---- Data records

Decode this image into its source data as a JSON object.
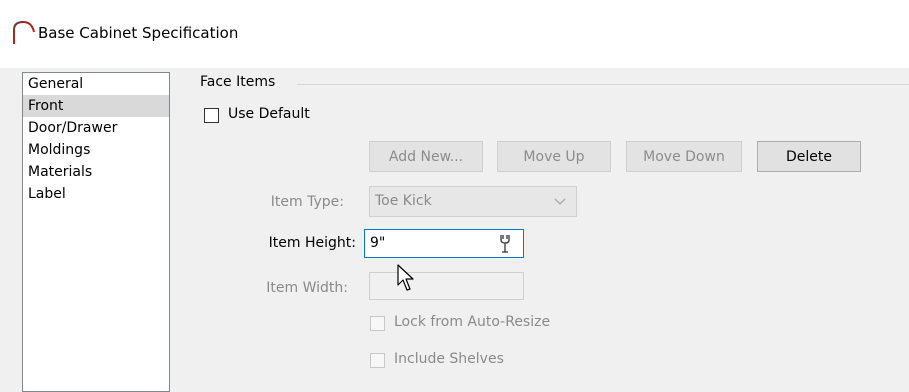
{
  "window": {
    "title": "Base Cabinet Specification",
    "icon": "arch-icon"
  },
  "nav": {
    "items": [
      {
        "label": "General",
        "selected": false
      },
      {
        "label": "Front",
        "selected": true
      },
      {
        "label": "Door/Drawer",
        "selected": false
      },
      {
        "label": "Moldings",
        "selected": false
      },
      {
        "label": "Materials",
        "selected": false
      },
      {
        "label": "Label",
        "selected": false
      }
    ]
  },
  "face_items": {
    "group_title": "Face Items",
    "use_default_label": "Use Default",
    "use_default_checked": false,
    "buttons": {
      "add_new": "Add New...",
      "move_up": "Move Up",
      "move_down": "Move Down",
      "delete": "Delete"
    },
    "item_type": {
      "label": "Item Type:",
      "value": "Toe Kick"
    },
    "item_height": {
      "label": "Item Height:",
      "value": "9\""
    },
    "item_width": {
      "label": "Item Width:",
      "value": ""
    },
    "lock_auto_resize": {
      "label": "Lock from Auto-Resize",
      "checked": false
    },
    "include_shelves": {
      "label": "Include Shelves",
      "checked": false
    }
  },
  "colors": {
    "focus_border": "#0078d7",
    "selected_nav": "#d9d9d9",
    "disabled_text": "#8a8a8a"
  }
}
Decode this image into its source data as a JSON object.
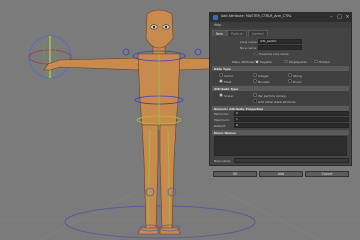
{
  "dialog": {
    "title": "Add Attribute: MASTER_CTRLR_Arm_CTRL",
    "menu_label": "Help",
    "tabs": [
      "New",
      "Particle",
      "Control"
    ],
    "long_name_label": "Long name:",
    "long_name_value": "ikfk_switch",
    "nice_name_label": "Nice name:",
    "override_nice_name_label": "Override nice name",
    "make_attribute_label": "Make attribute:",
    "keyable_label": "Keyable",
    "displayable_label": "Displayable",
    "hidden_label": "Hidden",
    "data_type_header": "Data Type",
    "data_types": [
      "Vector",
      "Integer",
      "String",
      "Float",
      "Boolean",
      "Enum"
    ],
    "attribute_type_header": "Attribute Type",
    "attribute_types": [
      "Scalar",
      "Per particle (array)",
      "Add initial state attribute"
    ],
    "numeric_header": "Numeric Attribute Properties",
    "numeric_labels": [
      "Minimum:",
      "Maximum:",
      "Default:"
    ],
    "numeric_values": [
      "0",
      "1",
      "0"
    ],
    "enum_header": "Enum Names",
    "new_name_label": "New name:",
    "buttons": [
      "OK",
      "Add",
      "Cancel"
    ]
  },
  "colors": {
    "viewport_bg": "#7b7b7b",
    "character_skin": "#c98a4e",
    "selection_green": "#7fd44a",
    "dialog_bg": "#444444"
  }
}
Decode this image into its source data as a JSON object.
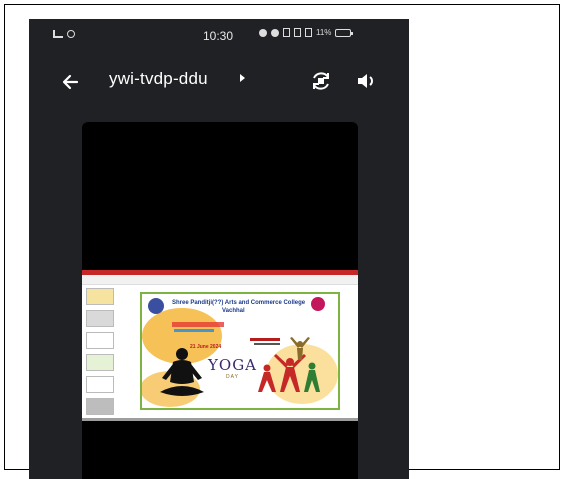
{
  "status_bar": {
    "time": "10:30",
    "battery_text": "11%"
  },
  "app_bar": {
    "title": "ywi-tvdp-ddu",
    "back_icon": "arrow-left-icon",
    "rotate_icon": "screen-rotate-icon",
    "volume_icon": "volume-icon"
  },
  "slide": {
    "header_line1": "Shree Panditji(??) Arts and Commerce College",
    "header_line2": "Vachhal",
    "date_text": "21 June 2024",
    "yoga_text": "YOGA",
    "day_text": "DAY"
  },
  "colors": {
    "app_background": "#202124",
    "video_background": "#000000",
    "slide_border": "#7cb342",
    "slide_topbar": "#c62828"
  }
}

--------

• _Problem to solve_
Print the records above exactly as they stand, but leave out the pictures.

• _Exercise result_
Decode this image into its source data as a JSON object.
{
  "window": {
    "title": "Base Cabinet Specification",
    "icon": "arch-icon"
  },
  "nav": {
    "items": [
      {
        "label": "General",
        "selected": false
      },
      {
        "label": "Front",
        "selected": true
      },
      {
        "label": "Door/Drawer",
        "selected": false
      },
      {
        "label": "Moldings",
        "selected": false
      },
      {
        "label": "Materials",
        "selected": false
      },
      {
        "label": "Label",
        "selected": false
      }
    ]
  },
  "face_items": {
    "group_title": "Face Items",
    "use_default_label": "Use Default",
    "use_default_checked": false,
    "buttons": {
      "add_new": "Add New...",
      "move_up": "Move Up",
      "move_down": "Move Down",
      "delete": "Delete"
    },
    "item_type": {
      "label": "Item Type:",
      "value": "Toe Kick"
    },
    "item_height": {
      "label": "Item Height:",
      "value": "9\""
    },
    "item_width": {
      "label": "Item Width:",
      "value": ""
    },
    "lock_auto_resize": {
      "label": "Lock from Auto-Resize",
      "checked": false
    },
    "include_shelves": {
      "label": "Include Shelves",
      "checked": false
    }
  },
  "colors": {
    "focus_border": "#0078d7",
    "selected_nav": "#d9d9d9",
    "disabled_text": "#8a8a8a"
  }
}
Decode this image into its source data as a JSON object.
{
  "dialog": {
    "title": "Add Attribute: MASTER_CTRLR_Arm_CTRL",
    "menu_label": "Help",
    "tabs": [
      "New",
      "Particle",
      "Control"
    ],
    "long_name_label": "Long name:",
    "long_name_value": "ikfk_switch",
    "nice_name_label": "Nice name:",
    "override_nice_name_label": "Override nice name",
    "make_attribute_label": "Make attribute:",
    "keyable_label": "Keyable",
    "displayable_label": "Displayable",
    "hidden_label": "Hidden",
    "data_type_header": "Data Type",
    "data_types": [
      "Vector",
      "Integer",
      "String",
      "Float",
      "Boolean",
      "Enum"
    ],
    "attribute_type_header": "Attribute Type",
    "attribute_types": [
      "Scalar",
      "Per particle (array)",
      "Add initial state attribute"
    ],
    "numeric_header": "Numeric Attribute Properties",
    "numeric_labels": [
      "Minimum:",
      "Maximum:",
      "Default:"
    ],
    "numeric_values": [
      "0",
      "1",
      "0"
    ],
    "enum_header": "Enum Names",
    "new_name_label": "New name:",
    "buttons": [
      "OK",
      "Add",
      "Cancel"
    ]
  },
  "colors": {
    "viewport_bg": "#7b7b7b",
    "character_skin": "#c98a4e",
    "selection_green": "#7fd44a",
    "dialog_bg": "#444444"
  }
}
Decode this image into its source data as a JSON object.
{
  "status_bar": {
    "time": "10:30",
    "battery_text": "11%"
  },
  "app_bar": {
    "title": "ywi-tvdp-ddu",
    "back_icon": "arrow-left-icon",
    "rotate_icon": "screen-rotate-icon",
    "volume_icon": "volume-icon"
  },
  "slide": {
    "header_line1": "Shree Panditji(??) Arts and Commerce College",
    "header_line2": "Vachhal",
    "date_text": "21 June 2024",
    "yoga_text": "YOGA",
    "day_text": "DAY"
  },
  "colors": {
    "app_background": "#202124",
    "video_background": "#000000",
    "slide_border": "#7cb342",
    "slide_topbar": "#c62828"
  }
}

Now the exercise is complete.